=== Begin Enclosure ===

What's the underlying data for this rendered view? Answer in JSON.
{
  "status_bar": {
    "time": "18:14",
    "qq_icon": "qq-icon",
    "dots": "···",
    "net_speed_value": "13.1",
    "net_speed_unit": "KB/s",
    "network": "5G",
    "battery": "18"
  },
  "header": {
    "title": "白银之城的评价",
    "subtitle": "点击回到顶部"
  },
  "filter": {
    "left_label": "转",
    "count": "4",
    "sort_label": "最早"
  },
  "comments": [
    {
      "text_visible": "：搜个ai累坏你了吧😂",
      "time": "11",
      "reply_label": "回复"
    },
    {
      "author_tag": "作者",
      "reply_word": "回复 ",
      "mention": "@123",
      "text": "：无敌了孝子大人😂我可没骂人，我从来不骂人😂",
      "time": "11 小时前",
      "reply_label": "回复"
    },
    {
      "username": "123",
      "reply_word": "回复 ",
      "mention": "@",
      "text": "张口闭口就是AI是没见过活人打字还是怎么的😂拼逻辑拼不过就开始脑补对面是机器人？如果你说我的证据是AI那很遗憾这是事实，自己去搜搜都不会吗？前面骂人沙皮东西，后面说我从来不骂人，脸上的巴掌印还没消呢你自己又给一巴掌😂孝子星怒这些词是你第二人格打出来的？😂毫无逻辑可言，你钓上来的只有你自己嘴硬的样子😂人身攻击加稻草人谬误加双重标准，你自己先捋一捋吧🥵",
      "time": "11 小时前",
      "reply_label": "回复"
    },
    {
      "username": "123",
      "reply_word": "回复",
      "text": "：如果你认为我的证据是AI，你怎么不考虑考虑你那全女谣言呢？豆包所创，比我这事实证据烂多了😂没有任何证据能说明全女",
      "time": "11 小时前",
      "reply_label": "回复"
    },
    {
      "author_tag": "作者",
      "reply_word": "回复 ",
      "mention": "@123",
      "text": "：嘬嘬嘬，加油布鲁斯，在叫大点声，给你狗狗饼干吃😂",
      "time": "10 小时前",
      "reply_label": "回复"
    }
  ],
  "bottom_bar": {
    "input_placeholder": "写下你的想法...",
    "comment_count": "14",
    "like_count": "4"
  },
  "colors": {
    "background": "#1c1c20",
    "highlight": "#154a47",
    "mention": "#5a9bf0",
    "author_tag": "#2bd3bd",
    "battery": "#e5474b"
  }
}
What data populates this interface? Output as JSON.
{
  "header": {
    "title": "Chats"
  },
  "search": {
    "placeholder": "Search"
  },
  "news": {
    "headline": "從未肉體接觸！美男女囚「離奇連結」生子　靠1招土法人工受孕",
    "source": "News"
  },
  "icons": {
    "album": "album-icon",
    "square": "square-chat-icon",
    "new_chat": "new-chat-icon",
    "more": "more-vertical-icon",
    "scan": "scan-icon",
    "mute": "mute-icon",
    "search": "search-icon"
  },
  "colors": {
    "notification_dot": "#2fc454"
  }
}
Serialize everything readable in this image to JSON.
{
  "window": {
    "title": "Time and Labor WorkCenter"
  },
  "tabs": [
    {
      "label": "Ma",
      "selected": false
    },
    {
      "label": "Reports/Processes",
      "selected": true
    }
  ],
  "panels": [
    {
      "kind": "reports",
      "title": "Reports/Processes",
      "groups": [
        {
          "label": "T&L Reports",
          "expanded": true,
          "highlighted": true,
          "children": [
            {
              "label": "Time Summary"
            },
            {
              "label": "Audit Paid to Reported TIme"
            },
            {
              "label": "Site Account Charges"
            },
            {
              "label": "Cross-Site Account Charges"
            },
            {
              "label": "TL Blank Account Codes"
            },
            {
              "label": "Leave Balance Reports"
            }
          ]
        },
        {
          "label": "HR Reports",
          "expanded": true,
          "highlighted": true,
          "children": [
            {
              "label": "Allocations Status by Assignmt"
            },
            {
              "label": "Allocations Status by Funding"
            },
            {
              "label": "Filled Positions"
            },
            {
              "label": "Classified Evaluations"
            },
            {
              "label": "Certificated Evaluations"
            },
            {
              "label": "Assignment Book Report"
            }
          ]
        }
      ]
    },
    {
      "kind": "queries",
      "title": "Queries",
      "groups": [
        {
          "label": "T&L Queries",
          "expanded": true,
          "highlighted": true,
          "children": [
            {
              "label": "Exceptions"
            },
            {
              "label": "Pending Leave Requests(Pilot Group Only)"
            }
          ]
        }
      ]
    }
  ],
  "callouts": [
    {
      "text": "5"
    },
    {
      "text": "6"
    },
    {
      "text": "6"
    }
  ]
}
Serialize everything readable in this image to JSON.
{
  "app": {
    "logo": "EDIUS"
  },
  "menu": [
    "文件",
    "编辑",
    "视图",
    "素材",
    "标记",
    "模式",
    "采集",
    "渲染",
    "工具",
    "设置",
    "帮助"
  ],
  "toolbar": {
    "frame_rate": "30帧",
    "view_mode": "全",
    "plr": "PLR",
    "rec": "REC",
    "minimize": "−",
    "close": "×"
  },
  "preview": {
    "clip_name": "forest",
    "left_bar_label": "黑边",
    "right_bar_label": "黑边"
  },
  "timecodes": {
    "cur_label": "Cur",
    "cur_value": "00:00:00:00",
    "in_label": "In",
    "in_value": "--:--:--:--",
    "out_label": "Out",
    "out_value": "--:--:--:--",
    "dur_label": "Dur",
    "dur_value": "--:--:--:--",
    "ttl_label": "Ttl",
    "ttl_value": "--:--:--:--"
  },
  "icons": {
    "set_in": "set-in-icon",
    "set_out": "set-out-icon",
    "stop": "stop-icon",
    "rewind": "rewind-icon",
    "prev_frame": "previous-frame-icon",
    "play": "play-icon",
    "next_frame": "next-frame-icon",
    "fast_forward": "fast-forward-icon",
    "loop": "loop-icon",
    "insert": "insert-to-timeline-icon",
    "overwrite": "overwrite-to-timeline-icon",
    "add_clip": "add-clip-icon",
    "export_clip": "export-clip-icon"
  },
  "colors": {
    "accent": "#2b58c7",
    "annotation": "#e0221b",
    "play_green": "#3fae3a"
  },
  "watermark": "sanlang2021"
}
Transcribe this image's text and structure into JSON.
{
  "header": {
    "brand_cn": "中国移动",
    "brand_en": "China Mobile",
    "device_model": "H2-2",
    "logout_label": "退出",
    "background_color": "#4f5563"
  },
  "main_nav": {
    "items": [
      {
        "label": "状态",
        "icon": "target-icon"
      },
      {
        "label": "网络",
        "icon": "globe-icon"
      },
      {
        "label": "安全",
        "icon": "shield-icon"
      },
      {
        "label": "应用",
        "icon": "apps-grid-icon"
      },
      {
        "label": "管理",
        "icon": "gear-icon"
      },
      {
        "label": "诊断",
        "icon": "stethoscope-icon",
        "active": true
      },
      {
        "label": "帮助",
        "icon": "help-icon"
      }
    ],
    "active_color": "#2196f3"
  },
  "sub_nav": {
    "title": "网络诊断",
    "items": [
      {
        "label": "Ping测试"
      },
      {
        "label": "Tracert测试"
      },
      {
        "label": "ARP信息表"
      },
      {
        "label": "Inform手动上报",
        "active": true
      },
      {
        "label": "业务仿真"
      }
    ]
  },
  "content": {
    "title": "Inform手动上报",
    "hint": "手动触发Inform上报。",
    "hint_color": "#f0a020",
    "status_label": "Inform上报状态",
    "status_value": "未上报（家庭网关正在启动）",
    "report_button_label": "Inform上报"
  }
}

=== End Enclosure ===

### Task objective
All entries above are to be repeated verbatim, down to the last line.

### Answer box
What's the underlying data for this rendered view? Answer in JSON.
{
  "status_bar": {
    "time": "18:14",
    "qq_icon": "qq-icon",
    "dots": "···",
    "net_speed_value": "13.1",
    "net_speed_unit": "KB/s",
    "network": "5G",
    "battery": "18"
  },
  "header": {
    "title": "白银之城的评价",
    "subtitle": "点击回到顶部"
  },
  "filter": {
    "left_label": "转",
    "count": "4",
    "sort_label": "最早"
  },
  "comments": [
    {
      "text_visible": "：搜个ai累坏你了吧😂",
      "time": "11",
      "reply_label": "回复"
    },
    {
      "author_tag": "作者",
      "reply_word": "回复 ",
      "mention": "@123",
      "text": "：无敌了孝子大人😂我可没骂人，我从来不骂人😂",
      "time": "11 小时前",
      "reply_label": "回复"
    },
    {
      "username": "123",
      "reply_word": "回复 ",
      "mention": "@",
      "text": "张口闭口就是AI是没见过活人打字还是怎么的😂拼逻辑拼不过就开始脑补对面是机器人？如果你说我的证据是AI那很遗憾这是事实，自己去搜搜都不会吗？前面骂人沙皮东西，后面说我从来不骂人，脸上的巴掌印还没消呢你自己又给一巴掌😂孝子星怒这些词是你第二人格打出来的？😂毫无逻辑可言，你钓上来的只有你自己嘴硬的样子😂人身攻击加稻草人谬误加双重标准，你自己先捋一捋吧🥵",
      "time": "11 小时前",
      "reply_label": "回复"
    },
    {
      "username": "123",
      "reply_word": "回复",
      "text": "：如果你认为我的证据是AI，你怎么不考虑考虑你那全女谣言呢？豆包所创，比我这事实证据烂多了😂没有任何证据能说明全女",
      "time": "11 小时前",
      "reply_label": "回复"
    },
    {
      "author_tag": "作者",
      "reply_word": "回复 ",
      "mention": "@123",
      "text": "：嘬嘬嘬，加油布鲁斯，在叫大点声，给你狗狗饼干吃😂",
      "time": "10 小时前",
      "reply_label": "回复"
    }
  ],
  "bottom_bar": {
    "input_placeholder": "写下你的想法...",
    "comment_count": "14",
    "like_count": "4"
  },
  "colors": {
    "background": "#1c1c20",
    "highlight": "#154a47",
    "mention": "#5a9bf0",
    "author_tag": "#2bd3bd",
    "battery": "#e5474b"
  }
}
What data populates this interface? Output as JSON.
{
  "header": {
    "title": "Chats"
  },
  "search": {
    "placeholder": "Search"
  },
  "news": {
    "headline": "從未肉體接觸！美男女囚「離奇連結」生子　靠1招土法人工受孕",
    "source": "News"
  },
  "icons": {
    "album": "album-icon",
    "square": "square-chat-icon",
    "new_chat": "new-chat-icon",
    "more": "more-vertical-icon",
    "scan": "scan-icon",
    "mute": "mute-icon",
    "search": "search-icon"
  },
  "colors": {
    "notification_dot": "#2fc454"
  }
}
Serialize everything readable in this image to JSON.
{
  "window": {
    "title": "Time and Labor WorkCenter"
  },
  "tabs": [
    {
      "label": "Ma",
      "selected": false
    },
    {
      "label": "Reports/Processes",
      "selected": true
    }
  ],
  "panels": [
    {
      "kind": "reports",
      "title": "Reports/Processes",
      "groups": [
        {
          "label": "T&L Reports",
          "expanded": true,
          "highlighted": true,
          "children": [
            {
              "label": "Time Summary"
            },
            {
              "label": "Audit Paid to Reported TIme"
            },
            {
              "label": "Site Account Charges"
            },
            {
              "label": "Cross-Site Account Charges"
            },
            {
              "label": "TL Blank Account Codes"
            },
            {
              "label": "Leave Balance Reports"
            }
          ]
        },
        {
          "label": "HR Reports",
          "expanded": true,
          "highlighted": true,
          "children": [
            {
              "label": "Allocations Status by Assignmt"
            },
            {
              "label": "Allocations Status by Funding"
            },
            {
              "label": "Filled Positions"
            },
            {
              "label": "Classified Evaluations"
            },
            {
              "label": "Certificated Evaluations"
            },
            {
              "label": "Assignment Book Report"
            }
          ]
        }
      ]
    },
    {
      "kind": "queries",
      "title": "Queries",
      "groups": [
        {
          "label": "T&L Queries",
          "expanded": true,
          "highlighted": true,
          "children": [
            {
              "label": "Exceptions"
            },
            {
              "label": "Pending Leave Requests(Pilot Group Only)"
            }
          ]
        }
      ]
    }
  ],
  "callouts": [
    {
      "text": "5"
    },
    {
      "text": "6"
    },
    {
      "text": "6"
    }
  ]
}
Serialize everything readable in this image to JSON.
{
  "app": {
    "logo": "EDIUS"
  },
  "menu": [
    "文件",
    "编辑",
    "视图",
    "素材",
    "标记",
    "模式",
    "采集",
    "渲染",
    "工具",
    "设置",
    "帮助"
  ],
  "toolbar": {
    "frame_rate": "30帧",
    "view_mode": "全",
    "plr": "PLR",
    "rec": "REC",
    "minimize": "−",
    "close": "×"
  },
  "preview": {
    "clip_name": "forest",
    "left_bar_label": "黑边",
    "right_bar_label": "黑边"
  },
  "timecodes": {
    "cur_label": "Cur",
    "cur_value": "00:00:00:00",
    "in_label": "In",
    "in_value": "--:--:--:--",
    "out_label": "Out",
    "out_value": "--:--:--:--",
    "dur_label": "Dur",
    "dur_value": "--:--:--:--",
    "ttl_label": "Ttl",
    "ttl_value": "--:--:--:--"
  },
  "icons": {
    "set_in": "set-in-icon",
    "set_out": "set-out-icon",
    "stop": "stop-icon",
    "rewind": "rewind-icon",
    "prev_frame": "previous-frame-icon",
    "play": "play-icon",
    "next_frame": "next-frame-icon",
    "fast_forward": "fast-forward-icon",
    "loop": "loop-icon",
    "insert": "insert-to-timeline-icon",
    "overwrite": "overwrite-to-timeline-icon",
    "add_clip": "add-clip-icon",
    "export_clip": "export-clip-icon"
  },
  "colors": {
    "accent": "#2b58c7",
    "annotation": "#e0221b",
    "play_green": "#3fae3a"
  },
  "watermark": "sanlang2021"
}
Transcribe this image's text and structure into JSON.
{
  "header": {
    "brand_cn": "中国移动",
    "brand_en": "China Mobile",
    "device_model": "H2-2",
    "logout_label": "退出",
    "background_color": "#4f5563"
  },
  "main_nav": {
    "items": [
      {
        "label": "状态",
        "icon": "target-icon"
      },
      {
        "label": "网络",
        "icon": "globe-icon"
      },
      {
        "label": "安全",
        "icon": "shield-icon"
      },
      {
        "label": "应用",
        "icon": "apps-grid-icon"
      },
      {
        "label": "管理",
        "icon": "gear-icon"
      },
      {
        "label": "诊断",
        "icon": "stethoscope-icon",
        "active": true
      },
      {
        "label": "帮助",
        "icon": "help-icon"
      }
    ],
    "active_color": "#2196f3"
  },
  "sub_nav": {
    "title": "网络诊断",
    "items": [
      {
        "label": "Ping测试"
      },
      {
        "label": "Tracert测试"
      },
      {
        "label": "ARP信息表"
      },
      {
        "label": "Inform手动上报",
        "active": true
      },
      {
        "label": "业务仿真"
      }
    ]
  },
  "content": {
    "title": "Inform手动上报",
    "hint": "手动触发Inform上报。",
    "hint_color": "#f0a020",
    "status_label": "Inform上报状态",
    "status_value": "未上报（家庭网关正在启动）",
    "report_button_label": "Inform上报"
  }
}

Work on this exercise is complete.